T he Miller-Jensen laboratory uses a systems immunology approach: we combine quantitative experiments with integrated computational analyses to account for the multiple molecular and cellular processes, non-linear outputs, and complex intercellular interactions that ultimately enable robust immune regulation. We are specifically focused on the sources and consequences of cellular response diversity. Considering the precision of immune cell responses to diverse pathogenic threats, it is counterintuitive that genetically identical immune cells respond to perturbations with a high degree of cell-to- cell variability, or “noise”; but recent research makes clear that this variability is an indispensable feature of immune system function.
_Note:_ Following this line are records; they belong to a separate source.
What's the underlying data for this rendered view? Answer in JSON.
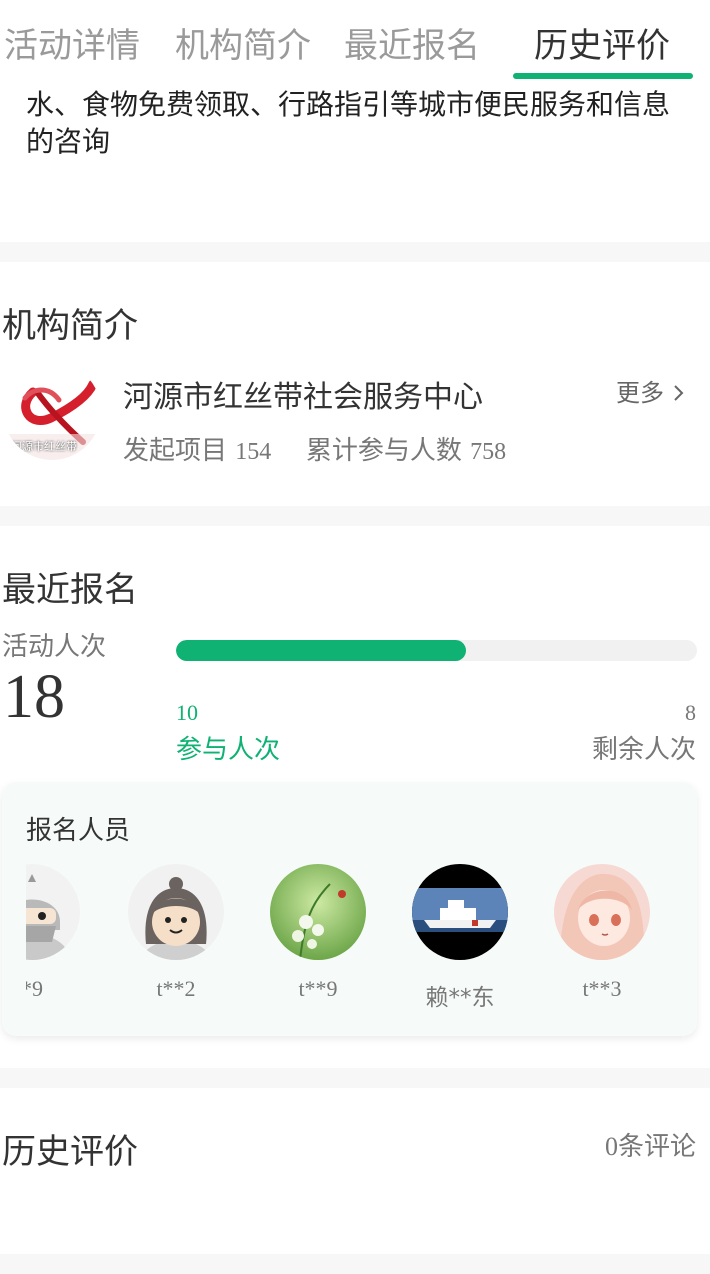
{
  "tabs": [
    {
      "label": "活动详情",
      "active": false
    },
    {
      "label": "机构简介",
      "active": false
    },
    {
      "label": "最近报名",
      "active": false
    },
    {
      "label": "历史评价",
      "active": true
    }
  ],
  "intro_text": "水、食物免费领取、行路指引等城市便民服务和信息的咨询",
  "org": {
    "section_title": "机构简介",
    "name": "河源市红丝带社会服务中心",
    "logo_caption": "河源市红丝带",
    "more_label": "更多",
    "projects_label": "发起项目",
    "projects_count": "154",
    "participants_label": "累计参与人数",
    "participants_count": "758"
  },
  "signup": {
    "section_title": "最近报名",
    "activity_label": "活动人次",
    "activity_count": "18",
    "joined_count": "10",
    "joined_label": "参与人次",
    "remaining_count": "8",
    "remaining_label": "剩余人次",
    "progress_fraction": 0.556,
    "members_title": "报名人员",
    "members": [
      {
        "name": "*9",
        "avatar": "ninja-avatar"
      },
      {
        "name": "t**2",
        "avatar": "girl-avatar"
      },
      {
        "name": "t**9",
        "avatar": "lily-flower-avatar"
      },
      {
        "name": "赖**东",
        "avatar": "ship-avatar"
      },
      {
        "name": "t**3",
        "avatar": "anime-girl-avatar"
      }
    ]
  },
  "reviews": {
    "section_title": "历史评价",
    "count": "0",
    "count_suffix": "条评论"
  },
  "colors": {
    "accent": "#0fb273",
    "divider": "#f7f7f7",
    "card_bg": "#f6fbf9"
  }
}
Heterogeneity of macrophage communication behavior. Macrophages are cells of the innate immune system that perform a range of functions important in host defense against pathogens. To carry out diverse functions, macrophages maintain a functional plasticity, or flexibility, in their responses to microenvironmental stimuli, and we hypothesize this is partially enabled by cell-to-cell heterogeneity. We are studying how heterogeneous macrophage subsets coordinate activation of neighboring macrophages and other cells via paracrine signaling in response to pathogens and in the tumor microenvironment.
Regulatory logic of signal–response relationships. We are also interested in the mechanisms that regulate cell-to-cell variability. Single-cell analyses provide a direct way to evaluate signal–response relationships. As a centrally important example, we focus on the NF-κB pathway, which regulates both endogenous inflammatory genes in macrophages and HIV gene expression in T cells. We are studying how targeting cell-to-cell response variability can modulate phenotypic outcomes in these contexts.
Kathryn worked previously at the National Academies, Merck Pharmaceuticals, the Chinese Academy of Sciences, and Monitor Group. She received her Ph.D. in Chemical Engineering at MIT with Doug Lauffenburger. and her B.E. & B.A. degrees at Dartmouth College.
She can be reached via either of the following methods:
Congrats, Dr. Muñoz-Rojas. Andrés successfully defended his thesis, "Analysis of macrophage polarization: single-cell responses in controlled and tumor microenvironments". Congrats!. Posted 2018-03-23
Congrats, Dr. Fong. Linda successfully defended her thesis, "Data-Driven Analysis of Phospho-Signaling Network Responses Enables Latent HIV-Infected T Cell Targeting". Congrats!. Posted 2017-11-20
Elise is awarded a PEB Training grant slot. Elise Bullock was awarded a slot on Yale's NIH T32 Training grant supporting the Integrated Graduate Program in Physical and Engineering Biology. Posted 2017-06-08
Amanda is awarded an NSF Grad Student Fellowship. Amanda Alexander was awarded a Graduate Student Research Fellowship from the National Science Foundation. Posted 2016-04-05
Ramesh's device is in the news. . Posted 2015-07-15